- a director and a company secretary; or
- if a proprietary company has a sole director who is also the sole secretary, then that person.
This is known as the section 127 requirement.
A company is not limited to signing a deed in this way, but if a document is signed in accordance with the section 127 requirement, then the other party is entitled to make certain assumptions including that document has been signed in accordance with the company's internal requirements and that the document is binding on the company. This is why in any significant transaction, lawyers usually insist on the section 127 requirement being satisfied.
The Federal law regarding electronic transactions excludes certain sections of the corporations legislation from its application, but the timing of amendments has left some ambiguity about whether the the Federal electronic transactions legislation still facilitates the section 127 requirement and whether the counterparty to a contract will be entitled to make the same assumptions and be afforded the same protections if a company signs a deed or other document electronically.
Risks of accepting electronic signatures on deeds
The new laws in NSW have removed any doubt about whether a deed can be signed electronically, at least by an individual. For companies, doubt remains and a risk of invalidity arises.
Further, electronic signatures are not immune to the traditional risks that apply to wet-ink signatures such as fraud and forgery. If you are interested in reading more about the risks applying to electronic signatures, please refer to this article.
Finally, although signing of deeds electronically may now be permissible, the parties will need to ensure that they comply with the requirements of the NSW ETA outlined above.
Unfortunately, the law is still lagging behind developments in technology. Until such time that the law is clearly amended to allow electronic signing of all documents by people and companies alike, there is still a lot of uncertainty about the circumstances in which it might be appropriate to accept an electronic signature on a document.
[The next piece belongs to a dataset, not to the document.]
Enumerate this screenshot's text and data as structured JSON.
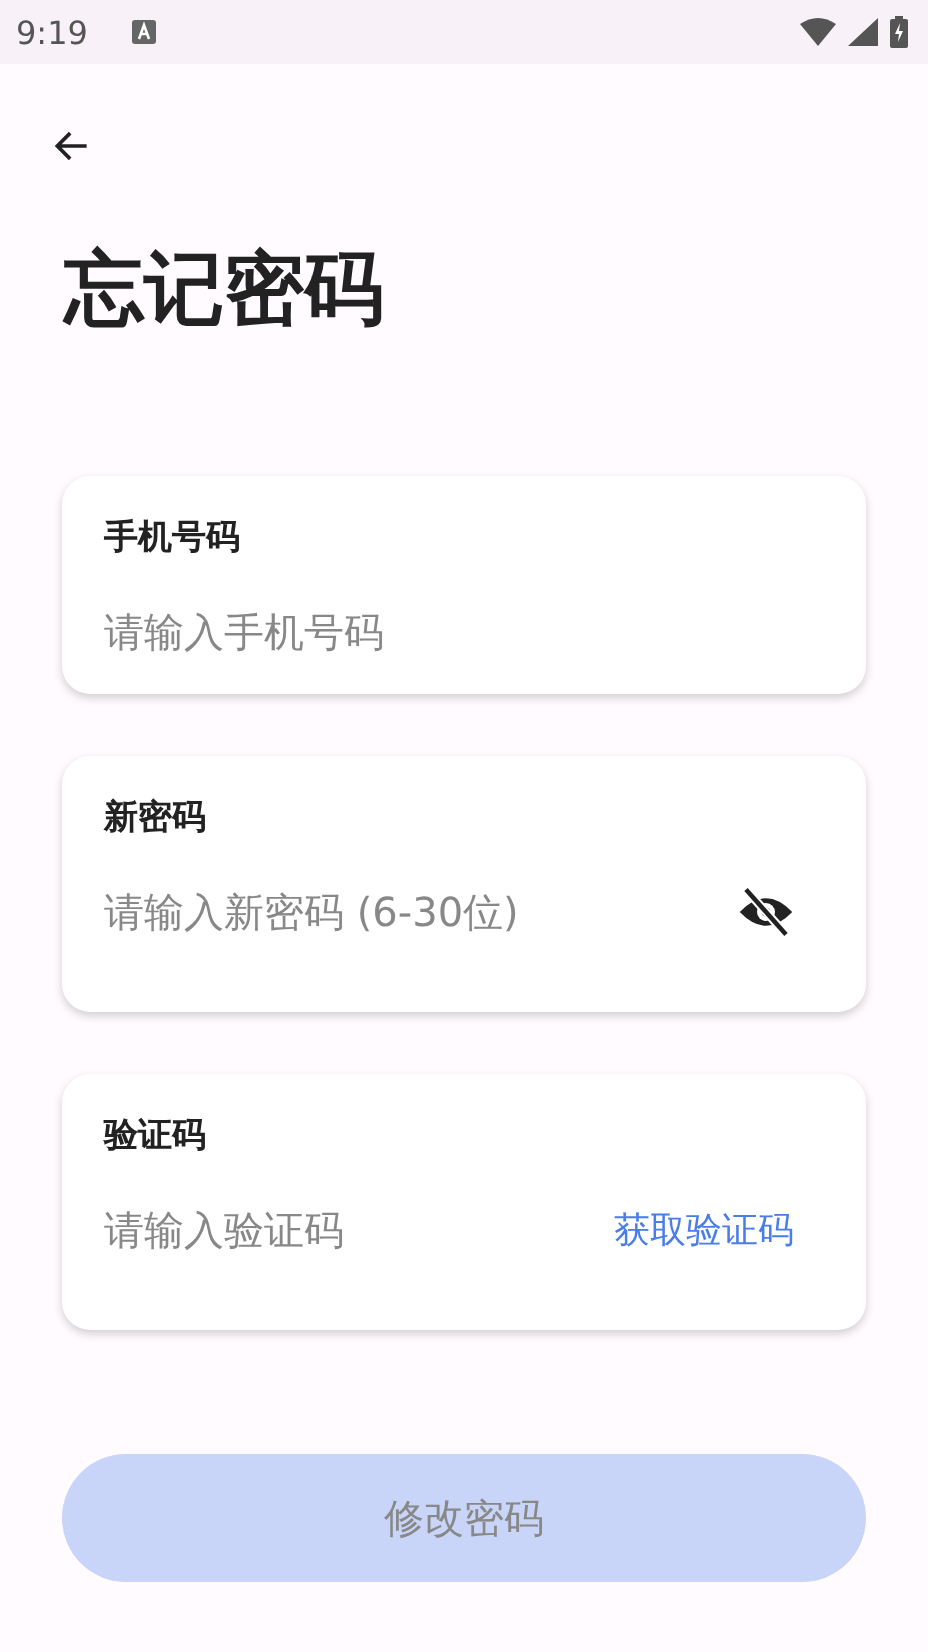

The content of this article is intended to provide a general guide to the subject matter. Specialist advice should be sought about your specific circumstances.